Gods and Aliens
If part one is any indication, ‘God Among Us’ feels like a more streamlined version of ‘Aliens Among Us’. Series five was an intricately-plotted work about a Cardiff power struggle between humans and Sorvix. Not only were there multiple factions, uneasy alliances sprang up and characters had inscrutable motives. Add the Ng plot and the return of Yvonne and you’ve a great bit of storytelling with a lot going on!
However, the format (though unavoidable) limits this. It’s harder to follow ‘Aliens’ when spread across three parts with long breaks in between. Not to mention cliffhangers that continue the action as if no time had passed. Ahead of this review, I listened back to ‘Aliens’ in one go and it was a joy to follow the story arc. But I remember being confused on first listen, having forgotten important details in the intervening months.
Now that these plotlines are mostly resolved, the story seems more focused. That’s not to say the stakes are lower, as episode four proves. But fewer ongoing subplots gives the main story of ‘God Among Us’ more time to breathe. I can see series six being much easier to absorb in three separate chunks which will make it easier for new listeners to jump in.
Part one of ‘Torchwood: God Among Us’ feels like a natural escalation for the audio range. Having rubbed along with the Sorvix occupying Cardiff at the height of their power, another alien threat would have been no trouble for Torchwood. Making the threat more interior was a great way to shift the focus to exploring the characters that were so well established in series five.
The rest of the series promises a major shakeup to the status quo with plenty of entrances and exits.

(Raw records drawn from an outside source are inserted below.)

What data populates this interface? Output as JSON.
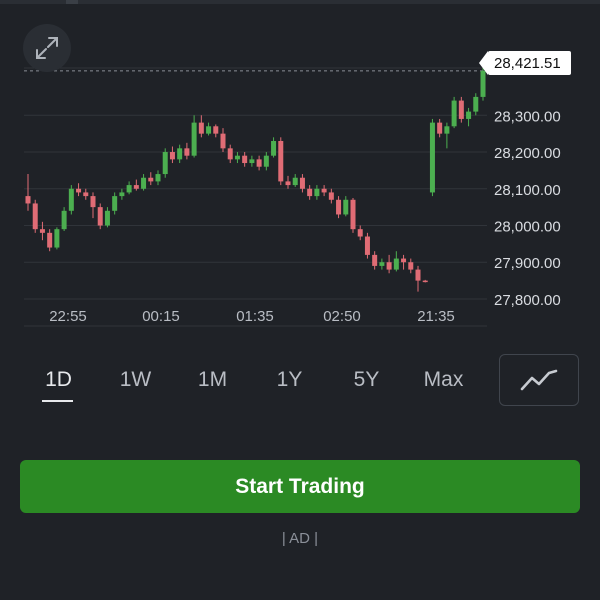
{
  "chart_data": {
    "type": "candlestick",
    "current_price": "28,421.51",
    "y_axis_labels": [
      "28,300.00",
      "28,200.00",
      "28,100.00",
      "28,000.00",
      "27,900.00",
      "27,800.00"
    ],
    "y_ticks": [
      28300,
      28200,
      28100,
      28000,
      27900,
      27800
    ],
    "ylim": [
      27770,
      28445
    ],
    "x_axis_labels": [
      "22:55",
      "00:15",
      "01:35",
      "02:50",
      "21:35"
    ],
    "colors": {
      "up": "#4caf50",
      "down": "#e06c75"
    },
    "candles": [
      [
        28080,
        28060,
        28140,
        28040
      ],
      [
        28060,
        27990,
        28070,
        27980
      ],
      [
        27990,
        27980,
        28010,
        27960
      ],
      [
        27980,
        27940,
        27990,
        27930
      ],
      [
        27940,
        27990,
        27995,
        27935
      ],
      [
        27990,
        28040,
        28050,
        27985
      ],
      [
        28040,
        28100,
        28110,
        28030
      ],
      [
        28100,
        28090,
        28115,
        28080
      ],
      [
        28090,
        28080,
        28100,
        28070
      ],
      [
        28080,
        28050,
        28090,
        28020
      ],
      [
        28050,
        28000,
        28060,
        27990
      ],
      [
        28000,
        28040,
        28050,
        27995
      ],
      [
        28040,
        28080,
        28090,
        28030
      ],
      [
        28080,
        28090,
        28100,
        28070
      ],
      [
        28090,
        28110,
        28120,
        28085
      ],
      [
        28110,
        28100,
        28125,
        28095
      ],
      [
        28100,
        28130,
        28140,
        28095
      ],
      [
        28130,
        28120,
        28145,
        28110
      ],
      [
        28120,
        28140,
        28150,
        28110
      ],
      [
        28140,
        28200,
        28210,
        28130
      ],
      [
        28200,
        28180,
        28215,
        28170
      ],
      [
        28180,
        28210,
        28220,
        28170
      ],
      [
        28210,
        28190,
        28225,
        28180
      ],
      [
        28190,
        28280,
        28300,
        28185
      ],
      [
        28280,
        28250,
        28300,
        28240
      ],
      [
        28250,
        28270,
        28280,
        28245
      ],
      [
        28270,
        28250,
        28275,
        28240
      ],
      [
        28250,
        28210,
        28265,
        28200
      ],
      [
        28210,
        28180,
        28220,
        28170
      ],
      [
        28180,
        28190,
        28200,
        28170
      ],
      [
        28190,
        28170,
        28200,
        28160
      ],
      [
        28170,
        28180,
        28190,
        28160
      ],
      [
        28180,
        28160,
        28190,
        28150
      ],
      [
        28160,
        28190,
        28200,
        28150
      ],
      [
        28190,
        28230,
        28240,
        28185
      ],
      [
        28230,
        28120,
        28240,
        28110
      ],
      [
        28120,
        28110,
        28135,
        28100
      ],
      [
        28110,
        28130,
        28140,
        28105
      ],
      [
        28130,
        28100,
        28140,
        28090
      ],
      [
        28100,
        28080,
        28110,
        28070
      ],
      [
        28080,
        28100,
        28110,
        28070
      ],
      [
        28100,
        28090,
        28110,
        28080
      ],
      [
        28090,
        28070,
        28100,
        28060
      ],
      [
        28070,
        28030,
        28080,
        28020
      ],
      [
        28030,
        28070,
        28080,
        28025
      ],
      [
        28070,
        27990,
        28075,
        27980
      ],
      [
        27990,
        27970,
        28000,
        27960
      ],
      [
        27970,
        27920,
        27980,
        27910
      ],
      [
        27920,
        27890,
        27930,
        27880
      ],
      [
        27890,
        27900,
        27910,
        27880
      ],
      [
        27900,
        27880,
        27920,
        27870
      ],
      [
        27880,
        27910,
        27930,
        27875
      ],
      [
        27910,
        27900,
        27920,
        27880
      ],
      [
        27900,
        27880,
        27910,
        27870
      ],
      [
        27880,
        27850,
        27890,
        27820
      ],
      [
        27850,
        27848,
        27852,
        27845
      ],
      [
        28090,
        28280,
        28290,
        28080
      ],
      [
        28280,
        28250,
        28290,
        28240
      ],
      [
        28250,
        28270,
        28280,
        28210
      ],
      [
        28270,
        28340,
        28350,
        28265
      ],
      [
        28340,
        28290,
        28350,
        28280
      ],
      [
        28290,
        28310,
        28320,
        28270
      ],
      [
        28310,
        28350,
        28360,
        28300
      ],
      [
        28350,
        28421,
        28430,
        28340
      ]
    ]
  },
  "expand_icon": "expand-icon",
  "ranges": [
    "1D",
    "1W",
    "1M",
    "1Y",
    "5Y",
    "Max"
  ],
  "active_range": "1D",
  "chart_type_icon": "line-chart-icon",
  "cta_label": "Start Trading",
  "ad_label": "| AD |"
}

And with those cliffhangers to resolve, I can’t wait until February!
This title was released in October 2018. It will be exclusively available to buy from the BF website until December 31st 2018, and on general sale after this date.
When a God comes to Cardiff, the world goes to Hell.
6.1 Future Pain by James Goss
Torchwood pick up the pieces and move on. After all, there’s a whole new set of alien threats to deal with.
While Yvonne Hartman is asserting her authority as the new leader of Torchwood, Jack Harkness is hunting an alien god in the sewers – but what’s he really hiding from?
6.2 The Man Who Destroyed Torchwood by Guy Adams
Brent Hayden. To some he’s the darling of the alt-right, to others he’s a far-left crusader. A lot of people watch his videos, hang off his every word. Crisis actors? Conspiracies? Black Ops? Brent knows you deserve the truth. And Brent’s come to Cardiff, because he’s going to expose Torchwood. Don’t forget to Like and Subscribe.
6.3 See No Evil by John Dorney
Cardiff goes blind.
There’s a hunter out there in the darkness. With no escape, and the screaming getting louder, Jack Harkness and Yvonne Hartman each set out to save the city in their own ways.
6.4 Night Watch by Tim Foley
The Black Sun has come through the Rift. When it visits, sleep comes with it. Orr is the guardian, appointed to watch over the city while it slumbers. What will they find as they wander the streets?
Who are the lost souls, trapped with their demons? Who are the ones fighting even sleep? Who are the broken meeting their dreams?
Written By: James Goss, Guy Adams, John Dorney, Tim Foley
Directed By: Scott Handcock
John Barrowman (Captain Jack Harkness), Tracy-Ann Oberman (Yvonne Hartman), Paul Clayton (Mr Colchester), Alexandria Riley (Ng), Samantha Béart (Orr), Jonny Green (Tyler Steele), Tom Price (Sergeant Andy Davidson), Rachel Atkins (Ro-Jedda), Ramon Tikaram (Colin Colchester-Price), Jacqueline King (Mourner), Tom Forrister (Brent), Dominic Thorburn (Chip), Adam Turns (Old Man), Connor Calland (David), Jonnie Smith (Tim), Justin Davies (Scott), Karen Elli (Brent’s Mum), Laura Singleton (Celebrant), Melanie Stevens (Julia), Ri Richards (Shopper). Other parts played by members of the cast.
Torchwood contains adult material and may not be suitable for younger listeners
Producer James Goss
Script Editor Scott Handcock
Executive Producers Jason Haigh-Ellery and Nicholas Briggs